> **WORK REQUEST**
In the entries that follow, find every line containing "adapters" and copy it.

> **GIVEN DATA**
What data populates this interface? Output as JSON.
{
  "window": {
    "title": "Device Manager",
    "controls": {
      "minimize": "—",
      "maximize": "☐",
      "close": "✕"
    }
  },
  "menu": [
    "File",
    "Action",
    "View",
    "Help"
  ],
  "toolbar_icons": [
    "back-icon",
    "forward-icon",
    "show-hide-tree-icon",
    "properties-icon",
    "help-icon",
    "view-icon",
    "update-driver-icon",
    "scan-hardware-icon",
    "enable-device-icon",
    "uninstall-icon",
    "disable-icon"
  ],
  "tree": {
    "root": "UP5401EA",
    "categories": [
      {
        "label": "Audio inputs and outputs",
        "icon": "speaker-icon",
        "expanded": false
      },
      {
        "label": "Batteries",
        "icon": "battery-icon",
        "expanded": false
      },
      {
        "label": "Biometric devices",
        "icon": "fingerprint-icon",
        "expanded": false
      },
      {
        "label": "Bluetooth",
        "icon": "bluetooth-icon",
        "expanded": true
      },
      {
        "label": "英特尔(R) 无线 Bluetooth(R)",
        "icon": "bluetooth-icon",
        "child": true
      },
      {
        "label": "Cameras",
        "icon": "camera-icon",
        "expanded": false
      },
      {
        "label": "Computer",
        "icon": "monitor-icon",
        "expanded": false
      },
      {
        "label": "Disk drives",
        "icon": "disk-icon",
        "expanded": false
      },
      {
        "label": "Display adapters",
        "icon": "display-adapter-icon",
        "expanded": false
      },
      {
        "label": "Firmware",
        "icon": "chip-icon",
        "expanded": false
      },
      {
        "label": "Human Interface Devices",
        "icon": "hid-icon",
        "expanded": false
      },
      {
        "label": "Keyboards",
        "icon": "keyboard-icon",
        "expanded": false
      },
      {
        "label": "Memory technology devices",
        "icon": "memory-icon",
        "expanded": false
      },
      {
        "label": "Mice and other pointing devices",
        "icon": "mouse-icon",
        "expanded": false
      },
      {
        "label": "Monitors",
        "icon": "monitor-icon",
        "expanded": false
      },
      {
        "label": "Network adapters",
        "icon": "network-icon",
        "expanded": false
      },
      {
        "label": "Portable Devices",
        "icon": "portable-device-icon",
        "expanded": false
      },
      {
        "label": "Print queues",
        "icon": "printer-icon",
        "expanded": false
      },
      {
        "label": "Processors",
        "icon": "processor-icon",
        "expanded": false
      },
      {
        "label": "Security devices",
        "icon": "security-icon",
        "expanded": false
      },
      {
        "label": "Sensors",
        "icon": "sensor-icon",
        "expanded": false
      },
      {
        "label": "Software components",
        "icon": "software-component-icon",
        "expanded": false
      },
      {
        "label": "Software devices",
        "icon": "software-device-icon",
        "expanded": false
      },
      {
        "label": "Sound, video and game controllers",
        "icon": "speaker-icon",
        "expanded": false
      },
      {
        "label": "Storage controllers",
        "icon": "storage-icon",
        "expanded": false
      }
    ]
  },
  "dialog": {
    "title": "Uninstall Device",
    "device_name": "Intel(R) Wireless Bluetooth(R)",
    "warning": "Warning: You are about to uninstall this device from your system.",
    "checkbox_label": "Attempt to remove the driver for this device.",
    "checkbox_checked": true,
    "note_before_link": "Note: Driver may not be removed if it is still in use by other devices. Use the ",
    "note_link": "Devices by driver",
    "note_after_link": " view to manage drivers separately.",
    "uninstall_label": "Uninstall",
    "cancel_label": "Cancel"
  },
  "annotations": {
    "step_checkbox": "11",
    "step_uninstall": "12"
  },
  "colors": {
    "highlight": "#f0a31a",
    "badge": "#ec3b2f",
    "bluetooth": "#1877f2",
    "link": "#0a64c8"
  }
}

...

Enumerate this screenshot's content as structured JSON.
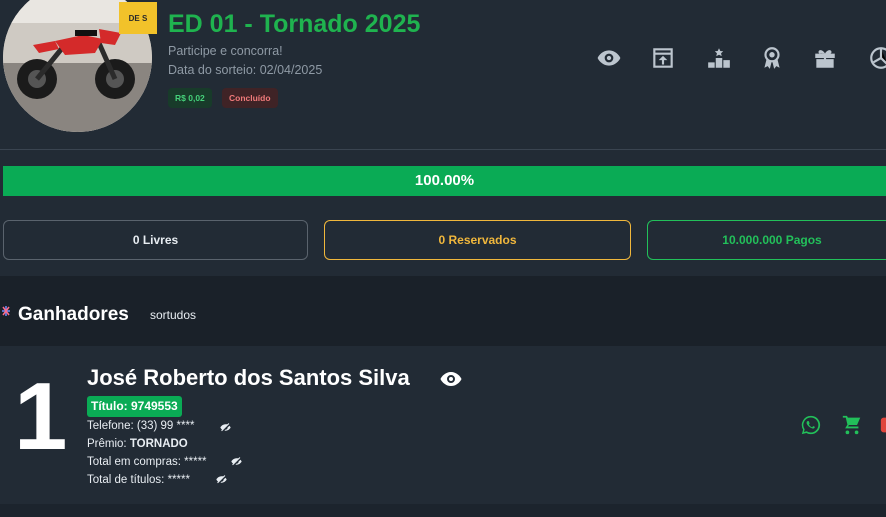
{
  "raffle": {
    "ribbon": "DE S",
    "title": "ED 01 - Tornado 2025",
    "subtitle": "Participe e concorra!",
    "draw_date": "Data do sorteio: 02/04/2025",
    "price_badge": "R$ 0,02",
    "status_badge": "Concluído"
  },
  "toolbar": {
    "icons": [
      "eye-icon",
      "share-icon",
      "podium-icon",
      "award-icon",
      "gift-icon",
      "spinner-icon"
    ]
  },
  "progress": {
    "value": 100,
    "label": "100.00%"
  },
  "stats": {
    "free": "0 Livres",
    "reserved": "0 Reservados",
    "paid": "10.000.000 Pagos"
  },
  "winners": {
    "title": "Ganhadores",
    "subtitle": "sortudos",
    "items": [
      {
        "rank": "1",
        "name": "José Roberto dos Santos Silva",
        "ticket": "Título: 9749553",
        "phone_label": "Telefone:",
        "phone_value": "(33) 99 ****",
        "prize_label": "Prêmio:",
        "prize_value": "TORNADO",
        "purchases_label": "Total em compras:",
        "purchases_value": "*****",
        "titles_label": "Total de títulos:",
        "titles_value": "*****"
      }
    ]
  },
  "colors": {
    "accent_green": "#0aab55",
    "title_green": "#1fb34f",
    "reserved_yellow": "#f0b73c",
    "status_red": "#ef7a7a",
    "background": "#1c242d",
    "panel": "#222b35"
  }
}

> **TASK ANSWER**
        "label": "Display adapters",
        "label": "Network adapters",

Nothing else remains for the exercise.